Garlic and Kidney Health

Garlic: What is It? 

Garlic is known scientifically as Allium Sativum. According to KewScience’s “Plants of the World” garlic is considered a species of the onion genus and is therefore closely related to onions, shallots, leeks, and chives among the 750 species known to this genus.1 It can be eaten raw or cooked, made into a powder or oil, and is used for a variety of health benefits. Most likely, our ancestors were more interested in the healing properties of garlic and domesticated it for easier and quicker access.   

A Brief History of Garlic 

It is theorized that garlic has been used since before recorded history, but the first documented use of garlic through cultivation appeared around 5,000 years ago in Egypt and India.2 From there it seemed to spread across the world and was domesticated into the plant people know and love today.

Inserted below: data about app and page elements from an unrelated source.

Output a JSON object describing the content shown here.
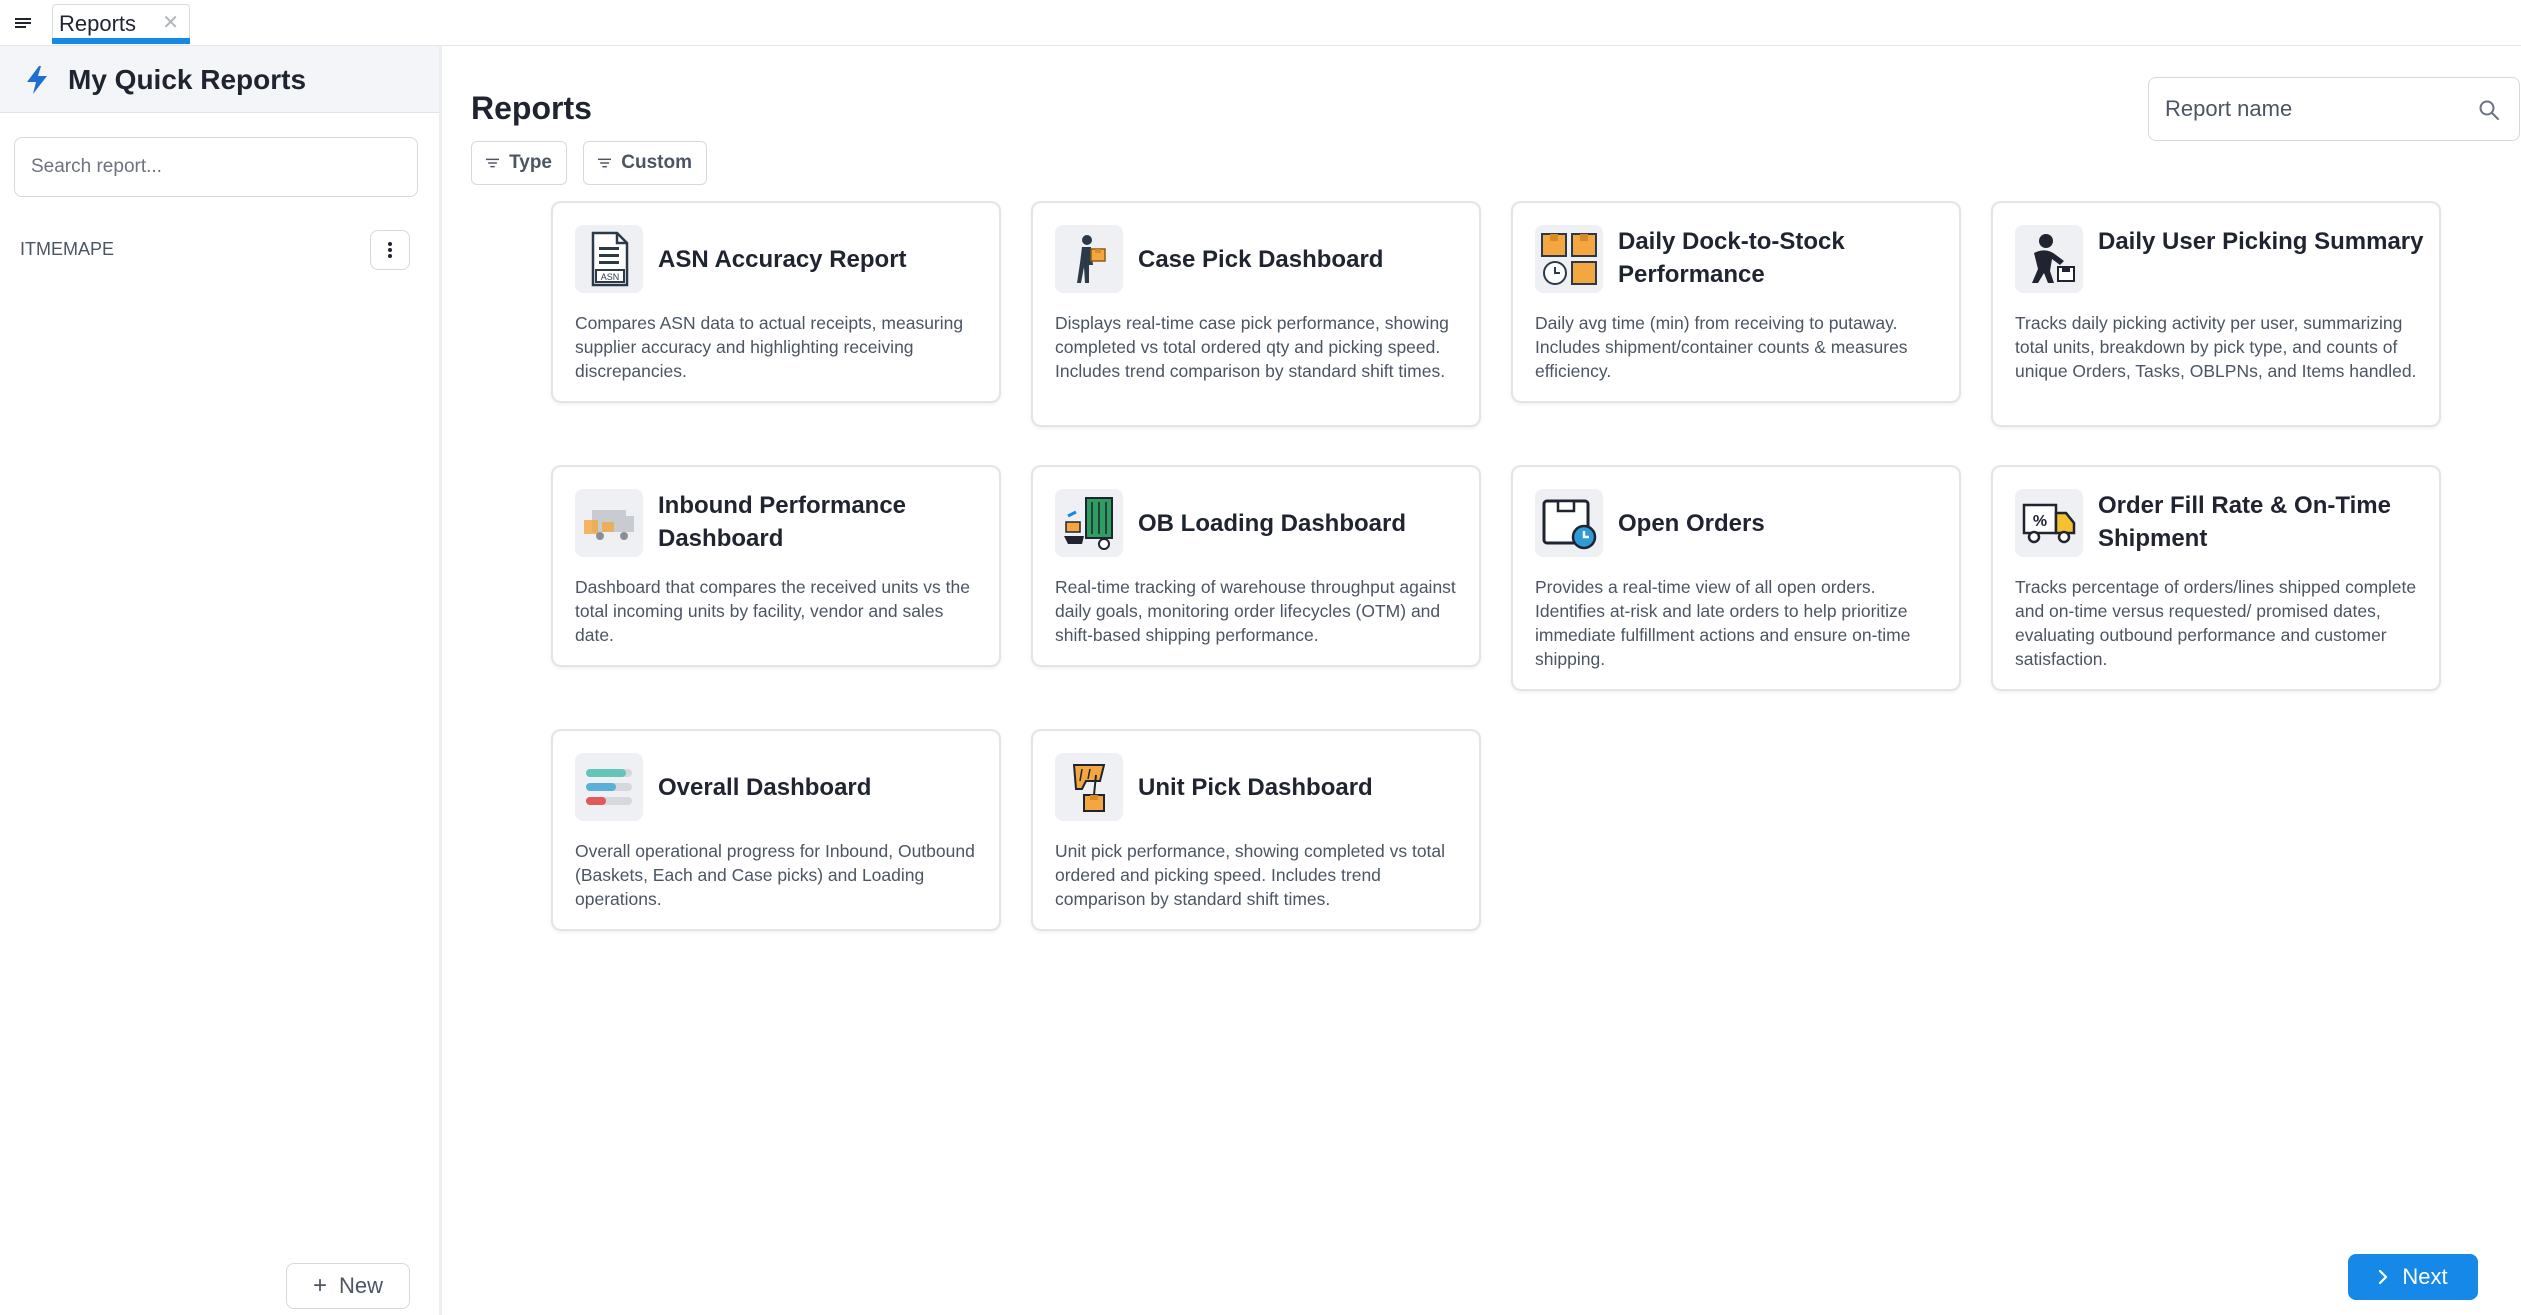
{
  "tab": {
    "label": "Reports"
  },
  "sidebar": {
    "title": "My Quick Reports",
    "search_placeholder": "Search report...",
    "items": [
      {
        "label": "ITMEMAPE"
      }
    ],
    "new_label": "New"
  },
  "main": {
    "title": "Reports",
    "search_placeholder": "Report name",
    "filters": {
      "type": "Type",
      "custom": "Custom"
    },
    "next_label": "Next"
  },
  "colors": {
    "accent": "#1688e8"
  },
  "reports": [
    {
      "title": "ASN Accuracy Report",
      "icon": "asn-document-icon",
      "description": "Compares ASN data to actual receipts, measuring supplier accuracy and highlighting receiving discrepancies."
    },
    {
      "title": "Case Pick Dashboard",
      "icon": "worker-carrying-box-icon",
      "description": "Displays real-time case pick performance, showing completed vs total ordered qty and picking speed. Includes trend comparison by standard shift times."
    },
    {
      "title": "Daily Dock-to-Stock Performance",
      "icon": "dock-to-stock-icon",
      "description": "Daily avg time (min) from receiving to putaway. Includes shipment/container counts & measures efficiency."
    },
    {
      "title": "Daily User Picking Summary",
      "icon": "worker-picking-icon",
      "description": "Tracks daily picking activity per user, summarizing total units, breakdown by pick type, and counts of unique Orders, Tasks, OBLPNs, and Items handled."
    },
    {
      "title": "Inbound Performance Dashboard",
      "icon": "inbound-truck-icon",
      "description": "Dashboard that compares the received units vs the total incoming units by facility, vendor and sales date."
    },
    {
      "title": "OB Loading Dashboard",
      "icon": "loading-truck-icon",
      "description": "Real-time tracking of warehouse throughput against daily goals, monitoring order lifecycles (OTM) and shift-based shipping performance."
    },
    {
      "title": "Open Orders",
      "icon": "open-box-clock-icon",
      "description": "Provides a real-time view of all open orders. Identifies at-risk and late orders to help prioritize immediate fulfillment actions and ensure on-time shipping."
    },
    {
      "title": "Order Fill Rate & On-Time Shipment",
      "icon": "delivery-truck-percent-icon",
      "description": "Tracks percentage of orders/lines shipped complete and on-time versus requested/ promised dates, evaluating outbound performance and customer satisfaction."
    },
    {
      "title": "Overall Dashboard",
      "icon": "progress-bars-icon",
      "description": "Overall operational progress for Inbound, Outbound (Baskets, Each and Case picks) and Loading operations."
    },
    {
      "title": "Unit Pick Dashboard",
      "icon": "hand-picking-box-icon",
      "description": "Unit pick performance, showing completed vs total ordered and picking speed. Includes trend comparison by standard shift times."
    }
  ]
}
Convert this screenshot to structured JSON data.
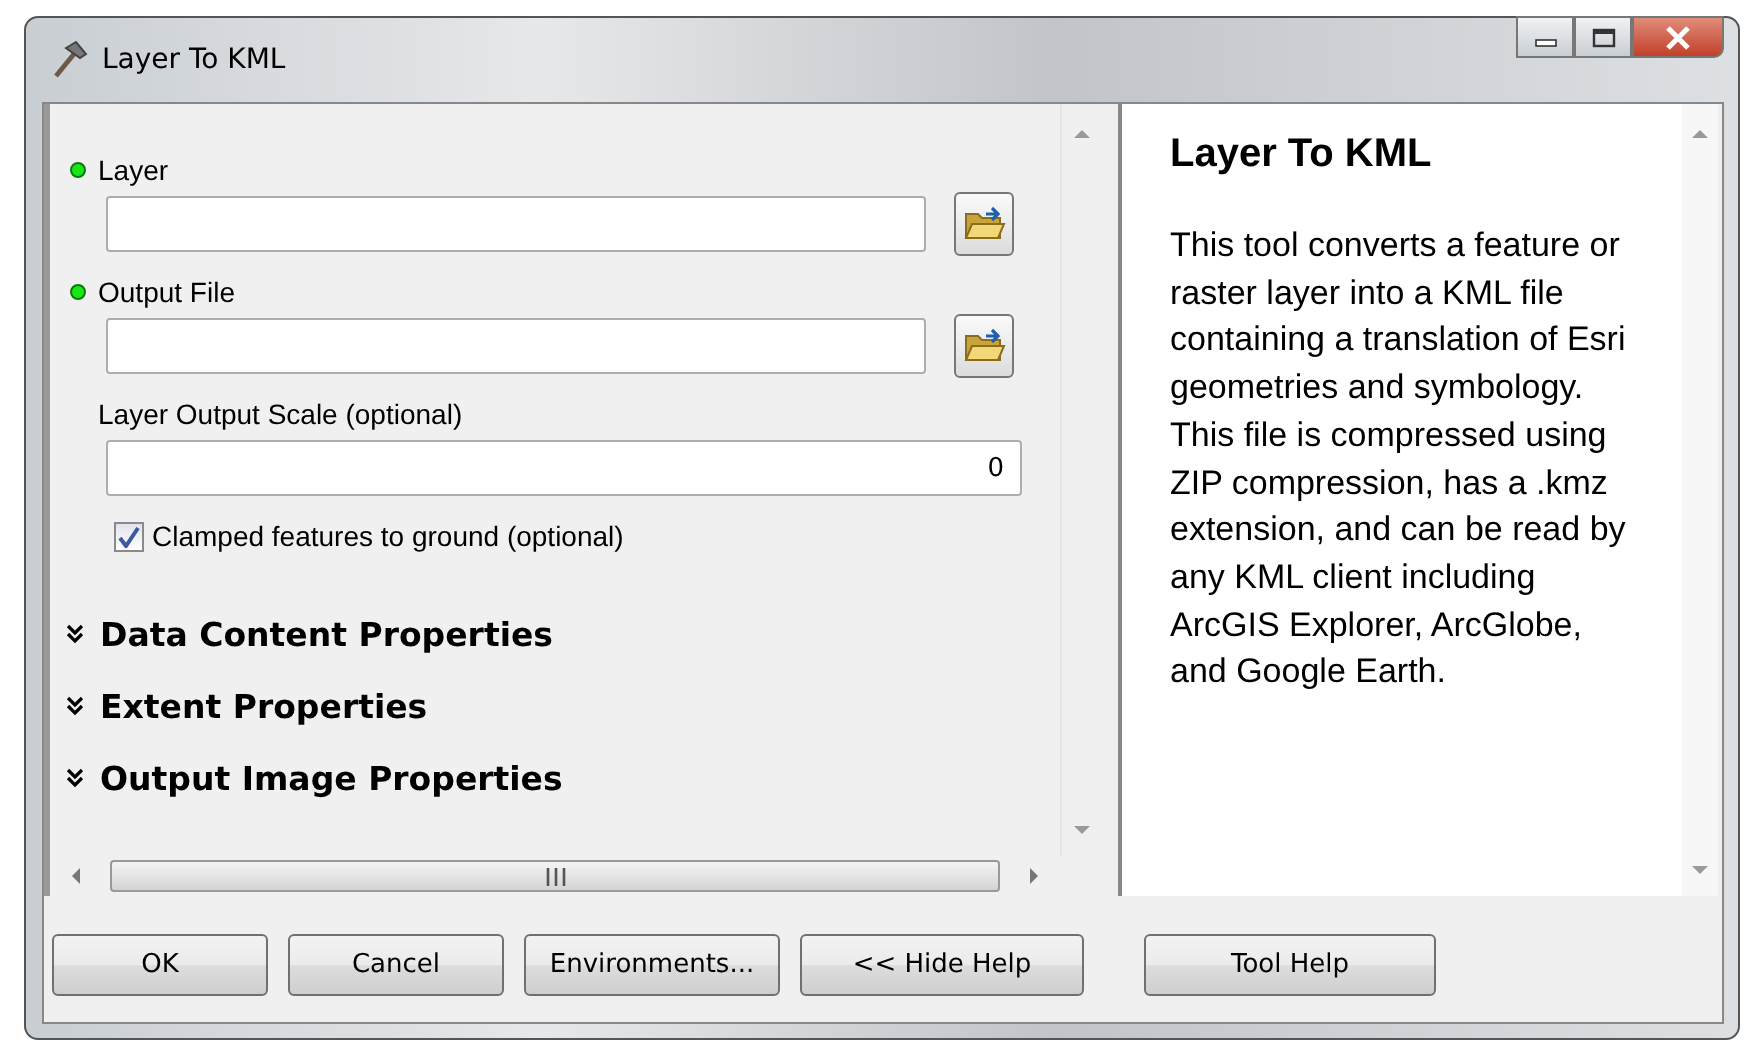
{
  "window": {
    "title": "Layer To KML"
  },
  "parameters": [
    {
      "kind": "path",
      "label": "Layer",
      "required": true
    },
    {
      "kind": "path",
      "label": "Output File",
      "required": true
    },
    {
      "kind": "number",
      "label": "Layer Output Scale (optional)",
      "required": false,
      "value": "0"
    },
    {
      "kind": "checkbox",
      "label": "Clamped features to ground (optional)",
      "checked": true
    }
  ],
  "sections": [
    {
      "label": "Data Content Properties",
      "expanded": false
    },
    {
      "label": "Extent Properties",
      "expanded": false
    },
    {
      "label": "Output Image Properties",
      "expanded": false
    }
  ],
  "buttons": [
    "OK",
    "Cancel",
    "Environments...",
    "<< Hide Help"
  ],
  "help": {
    "title": "Layer To KML",
    "body": "This tool converts a feature or raster layer into a KML file containing a translation of Esri geometries and symbology. This file is compressed using ZIP compression, has a .kmz extension, and can be read by any KML client including ArcGIS Explorer, ArcGlobe, and Google Earth.",
    "button": "Tool Help"
  }
}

The Allure of Garlic 

How did such a pungent smelling plant make its way into the hearts of people from every corner of the world? Well, besides being a natural food enhancer that is used by both home cooks and professionals, it seems to offer a wide array of health benefits. Many believe these benefits stem from the substance alliin which turns to the alliinase enzyme when crushed or cut.3,6

1.    Hypertension: High blood pressure affects a large swath of the global population and can be extremely dangerous and life-threatening, leading to stroke or heart attack. One way to combat this condition is with the use of garlic. “Potential of garlic (Allium sativum) in lowering high blood pressure”, a 2014 study published in Integrated Blood Pressure control, concluded that garlic has the ability to lower systolic levels (pressure during heart contraction) by 10 mmHg and diastolic (pressure between beats) by 8 mmHg.4 As a more natural remedy, these results are very encouraging.*

2.    Cancer: The National Cancer Institute recognizes garlic as a plant with potential anticancer properties, explaining that it may decrease a person’s risk of getting certain cancers like “stomach, colon, esophagus, pancreas, and breast” cancer. They explain that this effect may come from its antibacterial properties, ability to block and halt the formation of cancer-causing substances, capacity for DNA repair, and reduce cell death.*5

3.   Diabetes: A 2017 retrospective study lead by Juan Wang concluded that garlic could lower glucose levels in the blood. They believe it raises glucose tolerance but admit more human studies need to be done.*6 

Garlic and Kidney Health

Hypertension and diabetes both negatively affect the kidneys. High blood pressure and changing glucose levels can damage the tiny filters in the kidney. So, if garlic can help control these issues than it could inadvertently be helping the kidneys as well.*

Safety of Consumption*

For the most part, garlic is exceptionally safe for consumption. Of course, it should be eaten in moderation, and people with garlic allergies should avoid it. The side effects that do occur are rather mild and include bad breath, heartburn, upset stomach, and body odor.7

Please note that professionals have conflicting views about garlic’s benefits so, as always, speak with your healthcare professional  about the possible health benefits of garlic and how it may affect you.

Works Cited

1 Allium sativum L. | Plants of the World Online | Kew Science. (n.d.). Retrieved May 10, 2019, from

2 Simon, P. W. (2016, August 13). The origins and distribution of garlic: How many garlics are there? Retrieved May 10, 2019, from

3 Coleman, E. (2002). Alliin. Retrieved May 10, 2019, from

4 Ried, Karin, and Peter Fakler. “Potential of garlic (Allium sativum) in lowering high blood pressure: mechanisms of action and clinical relevance.” Integrated blood pressure control vol. 7 71-82. 9 Dec. 2014, doi:10.2147/IBPC.S51434

5 Garlic and Cancer Prevention. (2008, January 22). Retrieved May 10, 2019, from

6 Wang, J., Zhang, X., Lan, H., & Wang, W. (2017). Effect of garlic supplement in the management of type 2 diabetes mellitus (T2DM): a meta-analysis of randomized controlled trials. Food & nutrition research61(1), 1377571. doi:10.1080/16546628.2017.1377571

7 Garlic. (2016, November 30). Retrieved May 10, 2019, from


Start typing and press Enter to search